Description of the task - Write out every record in full, keeping each character exactly as it is.

Input for this task -
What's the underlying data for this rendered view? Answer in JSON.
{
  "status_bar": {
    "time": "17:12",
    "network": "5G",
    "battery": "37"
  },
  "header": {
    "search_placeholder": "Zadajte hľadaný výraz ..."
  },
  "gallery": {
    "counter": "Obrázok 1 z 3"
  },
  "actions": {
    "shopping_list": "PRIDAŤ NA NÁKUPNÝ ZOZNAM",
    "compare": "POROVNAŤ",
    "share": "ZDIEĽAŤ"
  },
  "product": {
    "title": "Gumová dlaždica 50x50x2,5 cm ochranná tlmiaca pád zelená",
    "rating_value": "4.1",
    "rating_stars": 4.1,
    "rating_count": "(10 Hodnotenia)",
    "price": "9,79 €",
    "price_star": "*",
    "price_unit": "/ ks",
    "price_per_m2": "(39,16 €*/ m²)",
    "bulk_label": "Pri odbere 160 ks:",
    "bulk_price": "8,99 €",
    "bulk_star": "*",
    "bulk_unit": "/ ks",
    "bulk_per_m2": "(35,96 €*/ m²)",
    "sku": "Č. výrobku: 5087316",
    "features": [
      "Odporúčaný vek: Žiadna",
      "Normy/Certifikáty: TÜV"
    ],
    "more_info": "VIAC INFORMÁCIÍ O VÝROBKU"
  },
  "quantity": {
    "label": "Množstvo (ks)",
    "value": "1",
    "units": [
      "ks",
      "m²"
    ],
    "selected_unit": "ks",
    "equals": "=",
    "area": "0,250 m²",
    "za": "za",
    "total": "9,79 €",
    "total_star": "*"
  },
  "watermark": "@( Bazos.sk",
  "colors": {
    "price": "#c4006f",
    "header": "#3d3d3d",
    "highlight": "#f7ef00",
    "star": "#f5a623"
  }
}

Response -
What's the underlying data for this rendered view? Answer in JSON.
{
  "status_bar": {
    "time": "17:12",
    "network": "5G",
    "battery": "37"
  },
  "header": {
    "search_placeholder": "Zadajte hľadaný výraz ..."
  },
  "gallery": {
    "counter": "Obrázok 1 z 3"
  },
  "actions": {
    "shopping_list": "PRIDAŤ NA NÁKUPNÝ ZOZNAM",
    "compare": "POROVNAŤ",
    "share": "ZDIEĽAŤ"
  },
  "product": {
    "title": "Gumová dlaždica 50x50x2,5 cm ochranná tlmiaca pád zelená",
    "rating_value": "4.1",
    "rating_stars": 4.1,
    "rating_count": "(10 Hodnotenia)",
    "price": "9,79 €",
    "price_star": "*",
    "price_unit": "/ ks",
    "price_per_m2": "(39,16 €*/ m²)",
    "bulk_label": "Pri odbere 160 ks:",
    "bulk_price": "8,99 €",
    "bulk_star": "*",
    "bulk_unit": "/ ks",
    "bulk_per_m2": "(35,96 €*/ m²)",
    "sku": "Č. výrobku: 5087316",
    "features": [
      "Odporúčaný vek: Žiadna",
      "Normy/Certifikáty: TÜV"
    ],
    "more_info": "VIAC INFORMÁCIÍ O VÝROBKU"
  },
  "quantity": {
    "label": "Množstvo (ks)",
    "value": "1",
    "units": [
      "ks",
      "m²"
    ],
    "selected_unit": "ks",
    "equals": "=",
    "area": "0,250 m²",
    "za": "za",
    "total": "9,79 €",
    "total_star": "*"
  },
  "watermark": "@( Bazos.sk",
  "colors": {
    "price": "#c4006f",
    "header": "#3d3d3d",
    "highlight": "#f7ef00",
    "star": "#f5a623"
  }
}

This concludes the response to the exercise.